  10. ^ "ประกาศใช้พระราชบัญญัติศุขาภิบาล นครศรีธรรมราช ร.ศ.๑๒๙" [Announcement of the Sanitation Act Re: Nakhon Si Thammarat Rattanakosin Era 129 (1913)] (PDF). Royal Thai Government Gazette. 27: 62–64. 4 September 1913. Retrieved 10 April 2020, effectively on 5 September 1913
  11. ^ "พระราชกฤษฎีกา จัดตั้งเทศบาลเมืองครรศรีธรรมราช จังหวัดนครศรีธรรมราช พ.ศ.๒๔๗๘" [Royal Decree Establish of Nakhon Si Thammarat Town Municipality, Nakhon Si Thammarat Province, B.E.2478 (1935)] (PDF). Royal Thai Government Gazette. 52: 1687–1691. 10 December 1935. Retrieved 10 April 2020, effectively on 11 December 1935
  12. ^ "พระราชกฤษฎีกา เปลี่ยนเปลงเขตเทศบาลเมืองนครศรีธรรมราช จังหวัดนครศรีธรรมราช พ.ศ.๒๕0๘" [Royal Decree Change Territory of Nakhon Si Thammarat Town Municipality, Nakhon Si Thammarat Province, B.E.2508 (1965)] (PDF). Royal Thai Government Gazette. 82 (96): 1061–1065. 9 November 1965. Retrieved 10 April 2020, effectively on 10 November 1965
  13. ^ "พระราชกฤษฎีกา เปลี่ยนเปลงเขตเทศบาลเมืองนครศรีธรรมราช จังหวัดนครศรีธรรมราช (ฉบับที่ ๒) พ.ศ.๒๕0๖" [Royal Decree Change Territory of Nakhon Si Thammarat Town Municipality, Nakhon Si Thammarat Province, (Issue 2) B.E.2536 (1993)] (PDF). Royal Thai Government Gazette. 110 (207): 37–40. 9 December 1993. Retrieved 10 April 2020, effectively on 10 December 1993

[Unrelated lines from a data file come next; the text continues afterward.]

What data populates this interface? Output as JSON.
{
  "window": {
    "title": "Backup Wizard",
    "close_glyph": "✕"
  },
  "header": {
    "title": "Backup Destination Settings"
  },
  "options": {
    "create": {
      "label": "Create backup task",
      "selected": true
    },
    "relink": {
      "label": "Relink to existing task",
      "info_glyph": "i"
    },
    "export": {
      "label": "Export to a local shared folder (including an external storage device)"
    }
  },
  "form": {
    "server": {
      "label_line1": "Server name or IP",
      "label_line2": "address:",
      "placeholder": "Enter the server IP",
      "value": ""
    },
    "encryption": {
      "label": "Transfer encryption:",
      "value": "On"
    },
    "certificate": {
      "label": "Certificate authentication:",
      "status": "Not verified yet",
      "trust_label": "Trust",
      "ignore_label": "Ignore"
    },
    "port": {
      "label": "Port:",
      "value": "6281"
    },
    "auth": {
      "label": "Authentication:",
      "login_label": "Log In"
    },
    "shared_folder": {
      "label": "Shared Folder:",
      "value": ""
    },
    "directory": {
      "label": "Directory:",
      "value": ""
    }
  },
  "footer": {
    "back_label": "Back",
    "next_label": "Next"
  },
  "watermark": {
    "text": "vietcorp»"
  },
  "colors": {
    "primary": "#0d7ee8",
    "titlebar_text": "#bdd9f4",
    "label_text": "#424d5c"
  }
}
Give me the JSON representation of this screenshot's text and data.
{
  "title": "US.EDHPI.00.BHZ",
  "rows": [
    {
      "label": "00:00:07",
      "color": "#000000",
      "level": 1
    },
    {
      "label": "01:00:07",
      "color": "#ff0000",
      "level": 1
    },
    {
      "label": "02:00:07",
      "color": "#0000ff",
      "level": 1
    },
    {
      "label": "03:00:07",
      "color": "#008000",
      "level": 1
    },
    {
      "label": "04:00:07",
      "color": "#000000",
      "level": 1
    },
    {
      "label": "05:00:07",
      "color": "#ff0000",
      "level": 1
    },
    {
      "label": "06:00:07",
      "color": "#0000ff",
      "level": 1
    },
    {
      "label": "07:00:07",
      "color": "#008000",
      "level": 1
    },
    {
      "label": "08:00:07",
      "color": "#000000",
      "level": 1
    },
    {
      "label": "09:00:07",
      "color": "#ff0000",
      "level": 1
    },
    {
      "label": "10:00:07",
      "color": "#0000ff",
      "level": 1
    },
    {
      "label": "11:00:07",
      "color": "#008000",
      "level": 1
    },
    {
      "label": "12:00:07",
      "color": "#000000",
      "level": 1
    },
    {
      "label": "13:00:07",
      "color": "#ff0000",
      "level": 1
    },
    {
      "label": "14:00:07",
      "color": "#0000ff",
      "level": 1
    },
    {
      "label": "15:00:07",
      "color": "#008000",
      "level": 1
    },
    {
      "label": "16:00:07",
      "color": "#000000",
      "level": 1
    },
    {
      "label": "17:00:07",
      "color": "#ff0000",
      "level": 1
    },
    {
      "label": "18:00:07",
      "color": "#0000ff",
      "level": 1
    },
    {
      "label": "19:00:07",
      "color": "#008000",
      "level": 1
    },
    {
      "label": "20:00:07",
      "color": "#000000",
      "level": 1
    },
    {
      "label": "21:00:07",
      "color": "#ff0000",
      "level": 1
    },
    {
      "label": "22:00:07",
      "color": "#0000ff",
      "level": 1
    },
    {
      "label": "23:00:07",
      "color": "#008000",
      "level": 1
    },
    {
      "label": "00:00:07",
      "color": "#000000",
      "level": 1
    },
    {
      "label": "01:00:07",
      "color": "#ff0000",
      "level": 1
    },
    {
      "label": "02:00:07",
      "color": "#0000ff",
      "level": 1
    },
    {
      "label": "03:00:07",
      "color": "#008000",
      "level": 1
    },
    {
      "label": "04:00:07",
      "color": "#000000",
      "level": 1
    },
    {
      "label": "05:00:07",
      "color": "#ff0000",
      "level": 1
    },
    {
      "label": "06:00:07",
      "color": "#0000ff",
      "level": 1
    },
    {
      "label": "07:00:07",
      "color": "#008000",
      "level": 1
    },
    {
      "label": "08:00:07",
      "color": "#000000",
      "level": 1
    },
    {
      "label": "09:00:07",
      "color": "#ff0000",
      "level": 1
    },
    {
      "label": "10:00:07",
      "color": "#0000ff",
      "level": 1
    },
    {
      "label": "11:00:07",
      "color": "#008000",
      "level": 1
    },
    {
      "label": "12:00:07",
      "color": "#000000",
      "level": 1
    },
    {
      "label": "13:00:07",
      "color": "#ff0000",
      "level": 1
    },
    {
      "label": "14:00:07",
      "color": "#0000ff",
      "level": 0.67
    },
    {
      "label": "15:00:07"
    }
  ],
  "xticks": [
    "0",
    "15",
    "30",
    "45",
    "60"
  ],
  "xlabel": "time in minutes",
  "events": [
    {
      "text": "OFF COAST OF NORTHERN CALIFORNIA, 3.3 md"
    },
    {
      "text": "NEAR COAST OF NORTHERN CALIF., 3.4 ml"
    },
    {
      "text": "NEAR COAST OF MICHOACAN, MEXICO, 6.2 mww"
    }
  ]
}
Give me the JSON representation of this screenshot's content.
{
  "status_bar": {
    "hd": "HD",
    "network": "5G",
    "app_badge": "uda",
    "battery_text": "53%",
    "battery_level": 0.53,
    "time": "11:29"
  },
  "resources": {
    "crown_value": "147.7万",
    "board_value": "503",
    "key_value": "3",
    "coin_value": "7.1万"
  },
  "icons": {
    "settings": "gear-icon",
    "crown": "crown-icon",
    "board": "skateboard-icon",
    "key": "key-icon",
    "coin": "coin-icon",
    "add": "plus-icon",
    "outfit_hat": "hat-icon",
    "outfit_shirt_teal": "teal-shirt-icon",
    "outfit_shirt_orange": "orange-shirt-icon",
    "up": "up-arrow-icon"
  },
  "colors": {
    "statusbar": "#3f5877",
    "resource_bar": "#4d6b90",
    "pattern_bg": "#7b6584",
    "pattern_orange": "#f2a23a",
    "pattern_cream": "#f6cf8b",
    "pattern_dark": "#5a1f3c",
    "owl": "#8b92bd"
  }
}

  14. ^ "พระราชกฤษฎีกา จัดตั้งเทศบาลนครนครศรีธรรมราช จังหวัดนครศรีธรรมราช พ.ศ. ๒๕๓๗" [Royal Decree of Nakhon Si Thammarat City Municipality, Nakhon Si Thammarat Province, Buddhist Era 2537 (1994)] (PDF). Royal Thai Government Gazette. 111 (36 Kor): 30–34. 24 August 1994. Retrieved 10 April 2020, effectively on 25 August 1994
  • Stuart Munro-Hay. Nakhon Sri Thammarat – The Archaeology, History and Legends of a Southern Thai Town. ISBN 974-7534-73-8

External linksEdit